Data to examine:
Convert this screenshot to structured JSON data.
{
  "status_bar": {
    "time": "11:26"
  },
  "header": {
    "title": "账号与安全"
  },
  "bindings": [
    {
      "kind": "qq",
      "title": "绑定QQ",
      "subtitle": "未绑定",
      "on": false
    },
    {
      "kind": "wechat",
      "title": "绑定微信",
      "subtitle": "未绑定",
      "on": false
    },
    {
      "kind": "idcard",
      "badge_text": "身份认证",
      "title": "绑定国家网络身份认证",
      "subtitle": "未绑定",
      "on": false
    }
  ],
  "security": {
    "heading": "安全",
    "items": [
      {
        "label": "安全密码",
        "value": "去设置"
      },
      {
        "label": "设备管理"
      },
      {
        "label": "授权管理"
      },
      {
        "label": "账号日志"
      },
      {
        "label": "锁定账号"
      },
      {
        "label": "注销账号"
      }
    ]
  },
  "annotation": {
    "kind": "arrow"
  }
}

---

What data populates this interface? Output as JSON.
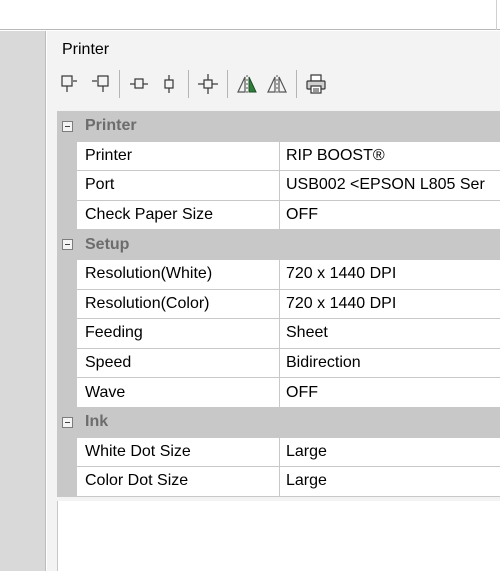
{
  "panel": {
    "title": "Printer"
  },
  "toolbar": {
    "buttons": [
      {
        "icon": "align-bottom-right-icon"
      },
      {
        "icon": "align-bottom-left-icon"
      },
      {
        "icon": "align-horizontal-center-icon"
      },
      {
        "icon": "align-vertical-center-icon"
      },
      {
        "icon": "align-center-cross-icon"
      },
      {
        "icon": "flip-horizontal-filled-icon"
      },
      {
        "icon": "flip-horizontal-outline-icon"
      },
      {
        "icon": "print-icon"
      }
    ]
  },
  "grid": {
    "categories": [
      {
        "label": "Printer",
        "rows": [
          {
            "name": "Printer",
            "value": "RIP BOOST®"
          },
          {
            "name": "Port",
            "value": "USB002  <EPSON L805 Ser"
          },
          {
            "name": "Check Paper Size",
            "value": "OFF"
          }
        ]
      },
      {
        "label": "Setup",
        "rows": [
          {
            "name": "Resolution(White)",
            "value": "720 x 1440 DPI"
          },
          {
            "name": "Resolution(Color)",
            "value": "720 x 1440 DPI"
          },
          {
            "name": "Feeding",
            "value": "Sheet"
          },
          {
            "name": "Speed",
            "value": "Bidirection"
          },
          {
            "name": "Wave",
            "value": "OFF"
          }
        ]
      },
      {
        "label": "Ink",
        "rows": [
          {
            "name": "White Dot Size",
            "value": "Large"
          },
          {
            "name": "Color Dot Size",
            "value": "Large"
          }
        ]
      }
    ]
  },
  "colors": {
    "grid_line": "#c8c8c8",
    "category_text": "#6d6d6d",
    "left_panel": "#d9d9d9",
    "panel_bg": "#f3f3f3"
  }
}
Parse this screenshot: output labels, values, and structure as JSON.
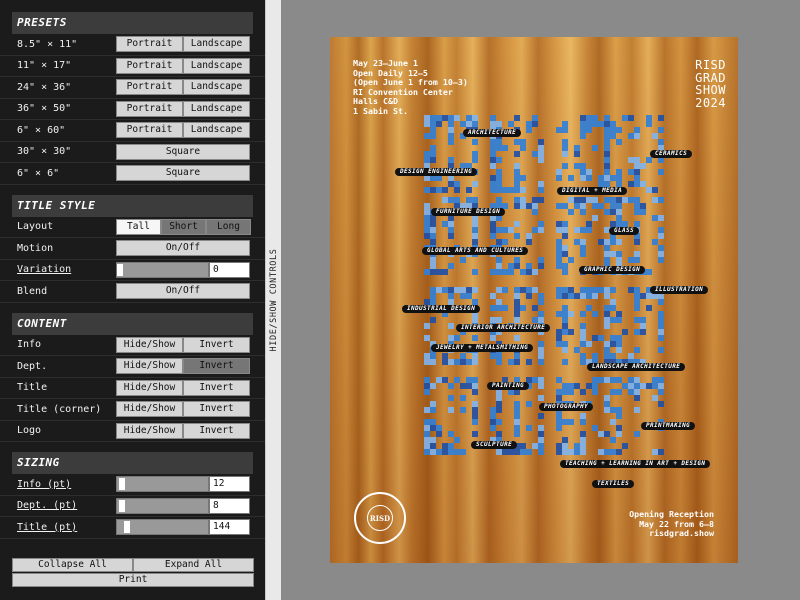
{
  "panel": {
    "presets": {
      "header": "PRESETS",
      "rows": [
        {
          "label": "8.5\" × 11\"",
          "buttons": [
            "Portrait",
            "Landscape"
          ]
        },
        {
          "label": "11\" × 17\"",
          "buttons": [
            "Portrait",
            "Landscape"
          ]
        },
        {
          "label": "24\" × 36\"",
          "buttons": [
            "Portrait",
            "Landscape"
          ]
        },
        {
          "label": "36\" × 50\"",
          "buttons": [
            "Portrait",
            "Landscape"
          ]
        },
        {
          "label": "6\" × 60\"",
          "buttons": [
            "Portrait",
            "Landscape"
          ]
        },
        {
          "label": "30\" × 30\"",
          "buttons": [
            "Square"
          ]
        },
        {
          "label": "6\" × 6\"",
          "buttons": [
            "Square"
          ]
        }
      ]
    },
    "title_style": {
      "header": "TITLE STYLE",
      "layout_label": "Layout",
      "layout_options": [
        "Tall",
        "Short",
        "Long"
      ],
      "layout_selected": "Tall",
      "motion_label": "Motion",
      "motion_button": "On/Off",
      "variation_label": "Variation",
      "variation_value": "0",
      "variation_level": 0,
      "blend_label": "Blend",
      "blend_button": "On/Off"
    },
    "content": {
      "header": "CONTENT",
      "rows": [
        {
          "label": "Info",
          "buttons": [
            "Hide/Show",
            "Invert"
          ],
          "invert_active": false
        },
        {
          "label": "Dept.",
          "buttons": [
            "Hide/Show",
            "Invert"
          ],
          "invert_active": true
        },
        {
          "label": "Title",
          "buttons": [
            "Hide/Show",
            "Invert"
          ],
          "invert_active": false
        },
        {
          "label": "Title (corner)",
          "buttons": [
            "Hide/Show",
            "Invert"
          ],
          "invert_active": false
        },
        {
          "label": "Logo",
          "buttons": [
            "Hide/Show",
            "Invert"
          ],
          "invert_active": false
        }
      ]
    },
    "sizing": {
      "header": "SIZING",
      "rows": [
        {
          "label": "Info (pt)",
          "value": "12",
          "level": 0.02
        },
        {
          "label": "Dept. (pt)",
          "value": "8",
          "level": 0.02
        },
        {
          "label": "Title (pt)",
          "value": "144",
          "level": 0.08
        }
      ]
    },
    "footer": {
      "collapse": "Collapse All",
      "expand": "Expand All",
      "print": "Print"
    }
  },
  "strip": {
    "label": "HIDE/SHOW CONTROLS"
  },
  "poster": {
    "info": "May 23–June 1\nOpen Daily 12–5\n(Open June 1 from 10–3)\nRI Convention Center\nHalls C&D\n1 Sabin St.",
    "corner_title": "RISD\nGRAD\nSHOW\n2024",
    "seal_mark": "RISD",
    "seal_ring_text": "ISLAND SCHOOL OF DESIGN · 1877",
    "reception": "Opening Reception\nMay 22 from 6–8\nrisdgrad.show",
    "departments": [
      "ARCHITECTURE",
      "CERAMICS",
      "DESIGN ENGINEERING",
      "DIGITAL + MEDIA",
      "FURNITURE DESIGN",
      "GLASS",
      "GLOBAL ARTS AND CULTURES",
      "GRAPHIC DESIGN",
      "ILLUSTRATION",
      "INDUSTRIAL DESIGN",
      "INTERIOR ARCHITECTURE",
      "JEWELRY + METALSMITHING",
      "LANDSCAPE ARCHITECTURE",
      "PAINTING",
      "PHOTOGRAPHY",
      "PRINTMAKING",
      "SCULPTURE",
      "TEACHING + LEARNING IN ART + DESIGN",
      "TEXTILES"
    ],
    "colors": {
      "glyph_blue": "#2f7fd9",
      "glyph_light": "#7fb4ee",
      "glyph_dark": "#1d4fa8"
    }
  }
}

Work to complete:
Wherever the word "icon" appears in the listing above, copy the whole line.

Answer box:
        "icon": "align-bottom-right-icon"
        "icon": "align-bottom-left-icon"
        "icon": "align-horizontal-center-icon"
        "icon": "align-vertical-center-icon"
        "icon": "align-center-cross-icon"
        "icon": "flip-horizontal-filled-icon"
        "icon": "flip-horizontal-outline-icon"
        "icon": "print-icon"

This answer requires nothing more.